#### Task to carry out
Please retype the records below exactly, omitting any images.

── Entries supplied

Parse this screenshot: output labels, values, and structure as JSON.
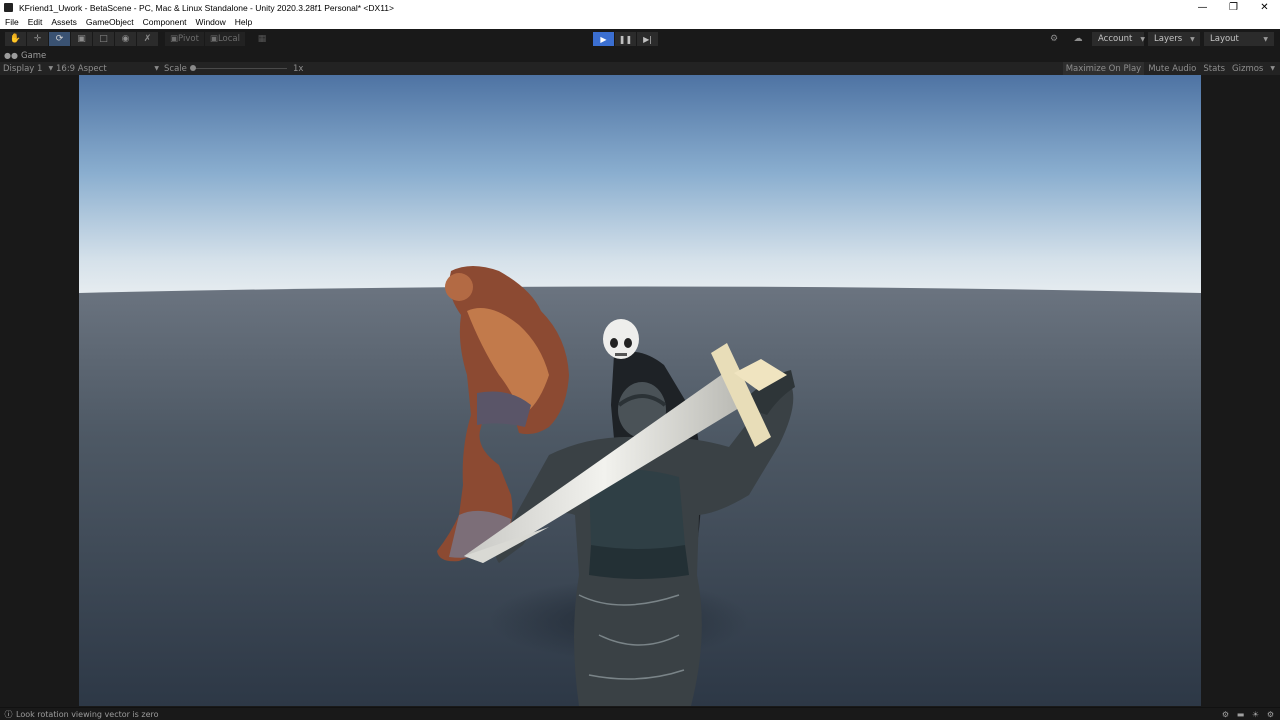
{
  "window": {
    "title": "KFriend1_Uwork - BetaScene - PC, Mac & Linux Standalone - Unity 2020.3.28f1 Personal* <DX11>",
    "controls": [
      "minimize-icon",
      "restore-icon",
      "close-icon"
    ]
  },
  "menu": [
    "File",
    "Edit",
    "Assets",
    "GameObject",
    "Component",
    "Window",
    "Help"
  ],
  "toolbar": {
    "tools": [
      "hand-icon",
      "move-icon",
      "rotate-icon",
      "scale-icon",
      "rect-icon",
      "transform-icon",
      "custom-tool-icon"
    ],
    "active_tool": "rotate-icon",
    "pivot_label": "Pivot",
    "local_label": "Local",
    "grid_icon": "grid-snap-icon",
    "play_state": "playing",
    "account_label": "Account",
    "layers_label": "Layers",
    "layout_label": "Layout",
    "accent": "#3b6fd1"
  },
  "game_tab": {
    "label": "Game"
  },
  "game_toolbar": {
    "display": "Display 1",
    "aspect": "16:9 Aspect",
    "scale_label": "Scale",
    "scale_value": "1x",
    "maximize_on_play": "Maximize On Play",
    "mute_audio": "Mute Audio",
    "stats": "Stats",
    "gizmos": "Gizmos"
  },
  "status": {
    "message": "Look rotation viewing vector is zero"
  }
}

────

#### Response area
Parse this screenshot: output labels, values, and structure as JSON.
{
  "window": {
    "title": "KFriend1_Uwork - BetaScene - PC, Mac & Linux Standalone - Unity 2020.3.28f1 Personal* <DX11>",
    "controls": [
      "minimize-icon",
      "restore-icon",
      "close-icon"
    ]
  },
  "menu": [
    "File",
    "Edit",
    "Assets",
    "GameObject",
    "Component",
    "Window",
    "Help"
  ],
  "toolbar": {
    "tools": [
      "hand-icon",
      "move-icon",
      "rotate-icon",
      "scale-icon",
      "rect-icon",
      "transform-icon",
      "custom-tool-icon"
    ],
    "active_tool": "rotate-icon",
    "pivot_label": "Pivot",
    "local_label": "Local",
    "grid_icon": "grid-snap-icon",
    "play_state": "playing",
    "account_label": "Account",
    "layers_label": "Layers",
    "layout_label": "Layout",
    "accent": "#3b6fd1"
  },
  "game_tab": {
    "label": "Game"
  },
  "game_toolbar": {
    "display": "Display 1",
    "aspect": "16:9 Aspect",
    "scale_label": "Scale",
    "scale_value": "1x",
    "maximize_on_play": "Maximize On Play",
    "mute_audio": "Mute Audio",
    "stats": "Stats",
    "gizmos": "Gizmos"
  },
  "status": {
    "message": "Look rotation viewing vector is zero"
  }
}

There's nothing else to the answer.